__MATERIAL TO PROCESS__:
* * * * * * *
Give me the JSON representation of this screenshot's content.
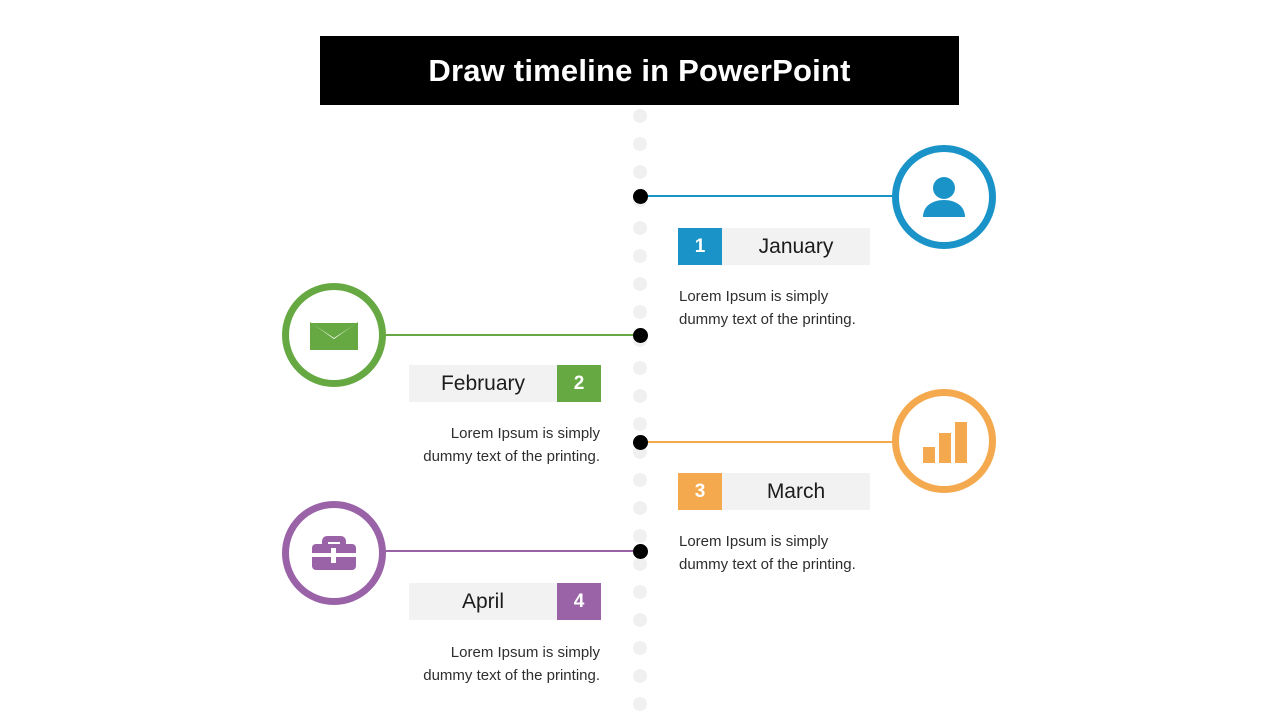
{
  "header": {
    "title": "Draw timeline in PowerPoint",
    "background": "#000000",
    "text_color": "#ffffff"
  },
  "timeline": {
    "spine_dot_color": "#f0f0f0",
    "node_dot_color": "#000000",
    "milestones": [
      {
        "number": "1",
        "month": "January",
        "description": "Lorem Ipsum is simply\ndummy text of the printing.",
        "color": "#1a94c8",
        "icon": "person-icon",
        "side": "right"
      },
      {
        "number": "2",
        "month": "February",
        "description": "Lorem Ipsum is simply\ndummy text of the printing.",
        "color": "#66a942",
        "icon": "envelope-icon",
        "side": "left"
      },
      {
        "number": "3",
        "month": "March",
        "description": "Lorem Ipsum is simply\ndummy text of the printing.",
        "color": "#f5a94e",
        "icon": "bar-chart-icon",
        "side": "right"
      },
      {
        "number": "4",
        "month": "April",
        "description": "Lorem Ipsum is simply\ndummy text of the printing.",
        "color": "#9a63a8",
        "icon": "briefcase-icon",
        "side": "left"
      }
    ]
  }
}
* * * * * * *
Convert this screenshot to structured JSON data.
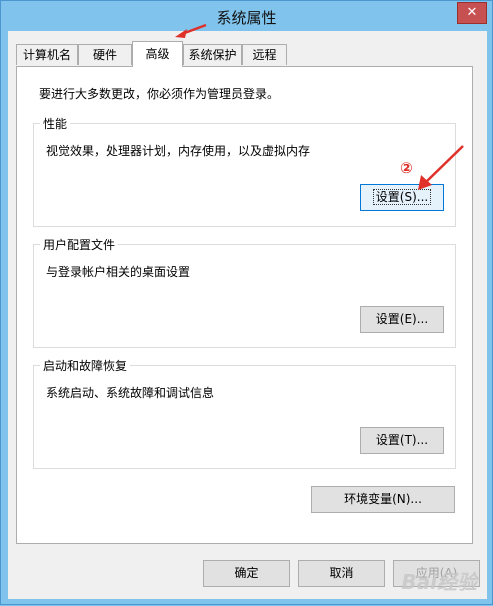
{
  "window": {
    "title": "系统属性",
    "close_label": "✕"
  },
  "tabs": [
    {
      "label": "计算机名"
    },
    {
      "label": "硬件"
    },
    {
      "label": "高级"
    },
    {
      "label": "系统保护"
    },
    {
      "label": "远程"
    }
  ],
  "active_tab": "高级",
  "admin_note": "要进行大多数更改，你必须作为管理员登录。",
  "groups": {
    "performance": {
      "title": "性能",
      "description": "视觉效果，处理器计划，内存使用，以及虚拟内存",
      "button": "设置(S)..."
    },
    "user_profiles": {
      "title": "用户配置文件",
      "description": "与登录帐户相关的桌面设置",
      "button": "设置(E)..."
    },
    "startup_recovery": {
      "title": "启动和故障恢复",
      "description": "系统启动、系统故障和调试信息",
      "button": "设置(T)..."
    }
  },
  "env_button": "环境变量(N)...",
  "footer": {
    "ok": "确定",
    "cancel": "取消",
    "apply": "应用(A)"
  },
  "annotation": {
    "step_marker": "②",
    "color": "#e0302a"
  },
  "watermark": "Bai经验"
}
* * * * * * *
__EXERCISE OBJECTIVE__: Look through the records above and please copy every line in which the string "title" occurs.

__COMPLETED EXERCISE__:
    "title": "Draw timeline in PowerPoint",
    "title": "系统属性",
      "title": "性能",
      "title": "用户配置文件",
      "title": "启动和故障恢复",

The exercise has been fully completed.